During my meditation practice, I gained key insights that can be applied by beginners seeking to gain mindfulness. First, it is essential to focus on specific goals and needs before seeking mindfulness. The journey to enlightenment is quite long and full of challenges. Notably, without predetermined goals, an individual can easily lose hope and give up. Daily meditation is a daunting and boring task that can be difficult to implement without having specific goals in mind. Thus, individuals should focus on establishing what they want to achieve through meditation before starting on their mindfulness journey. Setting goals before embarking on meditation significantly reduces the possibility of individuals giving up on their mindfulness journey before attaining enlightenment. Further, from my practice I learned that the secret of mindfulness lies in the present and not in the future nor the past. Therefore, individuals should focus on being present and limit themselves from drifting into either the past or the future. Individuals should understand that mindfulness does not focus on the performance of actions but rather the opposite as it deters judgments, opinions, or reaction to feelings.
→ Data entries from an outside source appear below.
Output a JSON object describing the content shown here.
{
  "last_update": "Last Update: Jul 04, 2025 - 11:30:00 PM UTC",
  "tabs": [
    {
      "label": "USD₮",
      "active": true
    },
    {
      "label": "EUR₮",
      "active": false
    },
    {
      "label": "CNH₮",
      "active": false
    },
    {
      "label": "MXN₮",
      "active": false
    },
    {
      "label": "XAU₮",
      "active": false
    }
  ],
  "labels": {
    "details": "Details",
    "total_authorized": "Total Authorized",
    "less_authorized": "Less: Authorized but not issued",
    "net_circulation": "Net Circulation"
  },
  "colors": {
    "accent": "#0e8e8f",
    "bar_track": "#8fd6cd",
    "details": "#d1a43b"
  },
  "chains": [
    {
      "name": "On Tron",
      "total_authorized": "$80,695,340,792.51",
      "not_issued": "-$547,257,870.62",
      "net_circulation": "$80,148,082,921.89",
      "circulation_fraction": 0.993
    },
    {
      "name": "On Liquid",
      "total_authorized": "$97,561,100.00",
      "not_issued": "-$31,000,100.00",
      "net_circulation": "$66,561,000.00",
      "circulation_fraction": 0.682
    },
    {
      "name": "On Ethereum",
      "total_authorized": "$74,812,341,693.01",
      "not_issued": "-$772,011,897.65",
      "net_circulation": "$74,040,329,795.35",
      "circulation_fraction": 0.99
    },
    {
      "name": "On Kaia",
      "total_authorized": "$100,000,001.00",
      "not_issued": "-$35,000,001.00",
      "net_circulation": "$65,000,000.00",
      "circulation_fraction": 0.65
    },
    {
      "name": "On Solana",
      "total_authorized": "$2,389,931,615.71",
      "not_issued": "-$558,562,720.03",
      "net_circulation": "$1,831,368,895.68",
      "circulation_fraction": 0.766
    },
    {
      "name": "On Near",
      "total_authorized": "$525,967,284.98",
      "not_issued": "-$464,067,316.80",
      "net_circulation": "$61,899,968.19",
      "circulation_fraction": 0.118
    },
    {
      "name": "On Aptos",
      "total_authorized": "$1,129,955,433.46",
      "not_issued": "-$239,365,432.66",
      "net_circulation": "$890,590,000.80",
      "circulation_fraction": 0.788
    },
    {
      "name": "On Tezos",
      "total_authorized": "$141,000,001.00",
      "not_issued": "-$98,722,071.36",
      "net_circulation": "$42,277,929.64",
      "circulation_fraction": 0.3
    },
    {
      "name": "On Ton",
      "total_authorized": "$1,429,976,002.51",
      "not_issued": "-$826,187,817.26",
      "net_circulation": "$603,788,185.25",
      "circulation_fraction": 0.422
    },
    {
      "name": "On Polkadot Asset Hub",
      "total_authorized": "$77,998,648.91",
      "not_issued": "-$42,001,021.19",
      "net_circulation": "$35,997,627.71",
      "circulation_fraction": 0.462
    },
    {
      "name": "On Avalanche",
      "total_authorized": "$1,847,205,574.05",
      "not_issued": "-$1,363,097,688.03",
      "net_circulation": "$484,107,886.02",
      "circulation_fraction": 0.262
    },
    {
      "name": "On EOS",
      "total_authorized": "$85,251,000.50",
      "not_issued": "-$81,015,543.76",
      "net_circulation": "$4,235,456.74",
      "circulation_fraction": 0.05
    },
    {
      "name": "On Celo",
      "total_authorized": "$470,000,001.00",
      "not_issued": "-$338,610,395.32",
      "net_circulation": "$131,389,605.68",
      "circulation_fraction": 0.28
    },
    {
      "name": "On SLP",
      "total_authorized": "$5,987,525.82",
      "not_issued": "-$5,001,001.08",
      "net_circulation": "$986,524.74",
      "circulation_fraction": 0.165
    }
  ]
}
Meditation is a century-long practice that is widespread amongst East Asians and Buddhists globally. The process of meditation is essential in the training of attention and self-awareness, which are factors that contribute significantly towards the attainment of mindfulness and enlightenment. Meditation is a slow multi-faceted process that ensures that meditators’ minds are fully prepared for mindfulness, as well as its impact on their lives. The practice of mindfulness is growing steadily, particularly in the Western world where its psychological benefits have been acknowledged in recent years. Based on my meditation experiences, I am of the opinion that beginners interested in seeking enlightenment should be goal-driven and focus on being in the present rather than the past to realize tangible results.

 

 

Works Cited

Bodhi, Bhikkhu. The noble eightfold path: The way to the end of suffering. Maha Bodhi Book Agency, 2012.

Haich, Elisabeth. “Yoga and Destiny.” (1974), https://philpapers.org/rec/HAIYAD

Merton, Thomas. The way of Chuang Tzu. Boston, Mass: Shambhala, 2004.

Mitchell, Stephen. Tao te ching. 1989.

Norbu, Namkhai, and Michael Katz. Dream yoga and the practice of natural light. Snow Lion Pub., 2002.

Ricard, Matthieu. Happiness: A guide to developing life’s most important skill. Atlantic Books Ltd, 2015.

Tulku, Tarthang. Skillful means. Dharma Publishing, 1978.